## [Source material]

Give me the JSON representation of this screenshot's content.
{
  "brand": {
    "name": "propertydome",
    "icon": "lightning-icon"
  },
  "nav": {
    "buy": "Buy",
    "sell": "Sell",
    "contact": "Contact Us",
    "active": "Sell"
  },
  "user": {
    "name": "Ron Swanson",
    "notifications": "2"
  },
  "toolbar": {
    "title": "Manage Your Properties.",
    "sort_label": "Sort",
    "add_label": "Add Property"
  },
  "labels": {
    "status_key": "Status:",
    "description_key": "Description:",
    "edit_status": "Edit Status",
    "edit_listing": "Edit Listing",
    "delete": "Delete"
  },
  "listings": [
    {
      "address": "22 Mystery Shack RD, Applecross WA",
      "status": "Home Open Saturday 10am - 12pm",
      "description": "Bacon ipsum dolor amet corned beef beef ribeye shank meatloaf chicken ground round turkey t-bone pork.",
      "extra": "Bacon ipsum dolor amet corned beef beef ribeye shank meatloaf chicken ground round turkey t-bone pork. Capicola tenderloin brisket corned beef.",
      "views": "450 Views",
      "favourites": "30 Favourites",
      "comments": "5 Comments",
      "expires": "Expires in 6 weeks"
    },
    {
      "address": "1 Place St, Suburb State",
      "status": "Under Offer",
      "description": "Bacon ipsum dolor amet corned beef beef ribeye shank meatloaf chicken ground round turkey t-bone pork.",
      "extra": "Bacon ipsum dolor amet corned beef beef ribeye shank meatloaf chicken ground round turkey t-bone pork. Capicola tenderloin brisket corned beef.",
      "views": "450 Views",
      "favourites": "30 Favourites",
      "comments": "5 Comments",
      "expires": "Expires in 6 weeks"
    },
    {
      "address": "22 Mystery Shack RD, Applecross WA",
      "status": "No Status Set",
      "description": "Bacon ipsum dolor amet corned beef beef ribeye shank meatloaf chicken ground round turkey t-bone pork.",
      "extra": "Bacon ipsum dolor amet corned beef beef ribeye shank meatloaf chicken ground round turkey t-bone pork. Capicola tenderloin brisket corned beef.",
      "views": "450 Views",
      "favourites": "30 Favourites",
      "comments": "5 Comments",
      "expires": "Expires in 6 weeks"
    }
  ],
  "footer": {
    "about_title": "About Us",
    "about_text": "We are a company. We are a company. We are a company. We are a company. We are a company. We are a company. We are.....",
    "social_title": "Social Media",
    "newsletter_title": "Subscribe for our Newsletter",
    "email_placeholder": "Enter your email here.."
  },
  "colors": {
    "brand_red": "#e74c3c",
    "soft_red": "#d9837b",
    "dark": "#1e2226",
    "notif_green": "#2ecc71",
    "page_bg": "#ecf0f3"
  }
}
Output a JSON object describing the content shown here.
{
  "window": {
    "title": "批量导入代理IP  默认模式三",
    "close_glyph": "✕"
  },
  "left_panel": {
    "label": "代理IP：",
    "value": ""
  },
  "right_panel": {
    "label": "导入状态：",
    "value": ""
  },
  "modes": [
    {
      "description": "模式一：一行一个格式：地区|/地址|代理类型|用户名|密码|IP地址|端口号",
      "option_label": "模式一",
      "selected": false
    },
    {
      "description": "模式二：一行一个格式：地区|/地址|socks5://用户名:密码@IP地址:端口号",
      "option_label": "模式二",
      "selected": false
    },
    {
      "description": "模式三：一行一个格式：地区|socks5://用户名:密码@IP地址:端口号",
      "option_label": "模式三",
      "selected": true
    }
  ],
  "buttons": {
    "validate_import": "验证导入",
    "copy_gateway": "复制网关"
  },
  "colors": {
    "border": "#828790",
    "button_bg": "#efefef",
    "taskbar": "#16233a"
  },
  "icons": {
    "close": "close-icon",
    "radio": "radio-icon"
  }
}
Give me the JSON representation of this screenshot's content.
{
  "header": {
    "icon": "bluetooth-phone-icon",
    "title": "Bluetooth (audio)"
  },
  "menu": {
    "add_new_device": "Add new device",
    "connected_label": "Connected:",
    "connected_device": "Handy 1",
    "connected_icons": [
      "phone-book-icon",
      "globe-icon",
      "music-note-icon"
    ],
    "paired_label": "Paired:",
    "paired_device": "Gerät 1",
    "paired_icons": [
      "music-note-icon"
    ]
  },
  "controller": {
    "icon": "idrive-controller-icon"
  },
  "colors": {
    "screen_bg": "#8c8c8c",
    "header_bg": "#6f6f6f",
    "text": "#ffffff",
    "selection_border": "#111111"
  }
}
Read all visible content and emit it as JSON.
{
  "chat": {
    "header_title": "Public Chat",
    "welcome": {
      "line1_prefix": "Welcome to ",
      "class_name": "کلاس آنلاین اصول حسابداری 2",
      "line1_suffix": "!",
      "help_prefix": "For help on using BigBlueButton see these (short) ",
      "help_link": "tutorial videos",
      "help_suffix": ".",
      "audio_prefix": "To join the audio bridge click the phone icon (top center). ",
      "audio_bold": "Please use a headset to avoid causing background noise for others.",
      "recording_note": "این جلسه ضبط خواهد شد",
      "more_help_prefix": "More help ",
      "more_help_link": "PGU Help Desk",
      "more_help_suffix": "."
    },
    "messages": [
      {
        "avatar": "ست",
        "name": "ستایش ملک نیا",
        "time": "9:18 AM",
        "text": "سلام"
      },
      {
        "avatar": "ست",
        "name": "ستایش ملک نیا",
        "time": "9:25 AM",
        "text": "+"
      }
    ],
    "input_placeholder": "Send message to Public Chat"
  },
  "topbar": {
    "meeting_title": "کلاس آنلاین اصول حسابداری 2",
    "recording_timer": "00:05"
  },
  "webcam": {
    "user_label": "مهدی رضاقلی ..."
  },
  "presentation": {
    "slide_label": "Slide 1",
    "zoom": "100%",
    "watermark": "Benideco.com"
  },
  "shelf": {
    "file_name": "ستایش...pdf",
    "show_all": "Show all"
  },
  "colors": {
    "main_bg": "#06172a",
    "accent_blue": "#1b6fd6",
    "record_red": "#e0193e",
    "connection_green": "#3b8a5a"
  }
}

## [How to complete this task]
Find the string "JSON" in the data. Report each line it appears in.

## [Response below]
Give me the JSON representation of this screenshot's content.
Output a JSON object describing the content shown here.
Give me the JSON representation of this screenshot's content.
Read all visible content and emit it as JSON.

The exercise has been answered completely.